I remember next to nothing of West Point and absolutely nothing of my brother’s role there. He was 21; I was just a kid, a punk, not even in kindergarten.
I do remember the falls though. I can still hear the thunder of millions of gallons of water rushing over the edge of rock eons old. I can see the lights they turned on at night illuminating the falls in a rainbow of color.
Dad took my sister Pat on a trip under the falls; I was too little to go. The story of my life seemed to be being left behind with Mom while Pat, two and a half years my senior, did something cool with Dad. Pat was all excited about it, but never admitted until 20 years later that it had scared the wits out of her.
It became almost a quest during the 1980s and 1990s, for me, Pat and our other sister Judy to view every waterfall in northern Wisconsin and the UP. Even the tiniest trickle of water tumbling down stream was a fascination and a photo opportunity to be sure. Often the smaller waterfalls were the better ones, less people, often no people, just lots of peace and stillness, except for the sound of water.
Niagara Falls certainly was the biggest waterfalls I’ve ever seen, but would I go back there? With all the congestion and commercialism? I think I will take a ten foot waterfall in the woods in the middle of nowhere.

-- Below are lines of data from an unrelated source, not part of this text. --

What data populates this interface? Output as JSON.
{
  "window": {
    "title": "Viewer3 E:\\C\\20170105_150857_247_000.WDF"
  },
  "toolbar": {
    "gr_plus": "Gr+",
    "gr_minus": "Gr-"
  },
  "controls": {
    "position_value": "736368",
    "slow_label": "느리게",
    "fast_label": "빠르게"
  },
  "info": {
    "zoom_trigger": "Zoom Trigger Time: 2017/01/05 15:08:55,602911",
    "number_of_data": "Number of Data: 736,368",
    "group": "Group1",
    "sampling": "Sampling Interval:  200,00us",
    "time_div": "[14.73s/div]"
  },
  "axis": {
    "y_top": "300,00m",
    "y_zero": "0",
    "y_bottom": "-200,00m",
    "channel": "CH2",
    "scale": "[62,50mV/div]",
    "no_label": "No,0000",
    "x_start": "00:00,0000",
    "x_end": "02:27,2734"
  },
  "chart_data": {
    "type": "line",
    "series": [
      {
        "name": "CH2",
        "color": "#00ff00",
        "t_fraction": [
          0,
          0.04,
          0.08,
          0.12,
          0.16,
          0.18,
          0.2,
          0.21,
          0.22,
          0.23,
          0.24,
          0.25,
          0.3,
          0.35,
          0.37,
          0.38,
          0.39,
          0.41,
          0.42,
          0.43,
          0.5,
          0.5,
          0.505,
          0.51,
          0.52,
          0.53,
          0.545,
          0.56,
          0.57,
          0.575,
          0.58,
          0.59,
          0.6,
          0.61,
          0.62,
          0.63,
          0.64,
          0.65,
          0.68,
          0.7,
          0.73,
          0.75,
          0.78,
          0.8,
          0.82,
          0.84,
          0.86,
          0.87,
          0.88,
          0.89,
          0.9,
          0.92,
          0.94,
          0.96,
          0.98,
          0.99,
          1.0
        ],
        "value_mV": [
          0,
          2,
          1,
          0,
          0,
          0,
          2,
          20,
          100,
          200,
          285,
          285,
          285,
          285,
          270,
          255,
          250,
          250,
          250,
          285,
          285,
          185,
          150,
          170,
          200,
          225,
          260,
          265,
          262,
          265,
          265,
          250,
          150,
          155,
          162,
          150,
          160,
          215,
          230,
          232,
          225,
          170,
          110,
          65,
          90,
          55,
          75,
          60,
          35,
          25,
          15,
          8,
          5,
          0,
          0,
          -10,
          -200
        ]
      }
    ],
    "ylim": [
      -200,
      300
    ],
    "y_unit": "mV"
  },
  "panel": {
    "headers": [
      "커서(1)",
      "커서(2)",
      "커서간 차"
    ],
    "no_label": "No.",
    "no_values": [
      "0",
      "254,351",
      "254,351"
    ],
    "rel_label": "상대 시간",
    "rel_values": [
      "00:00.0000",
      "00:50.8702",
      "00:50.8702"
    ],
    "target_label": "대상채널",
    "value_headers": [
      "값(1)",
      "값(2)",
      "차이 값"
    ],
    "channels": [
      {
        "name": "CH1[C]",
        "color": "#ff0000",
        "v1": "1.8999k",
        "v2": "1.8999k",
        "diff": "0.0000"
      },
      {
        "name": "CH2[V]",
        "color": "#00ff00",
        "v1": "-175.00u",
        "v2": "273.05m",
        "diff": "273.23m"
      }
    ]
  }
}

But the passion of it all maybe began for me at that New York tourist trap.
(And in case you didn't realize it this is not a picture of Niagara Falls.)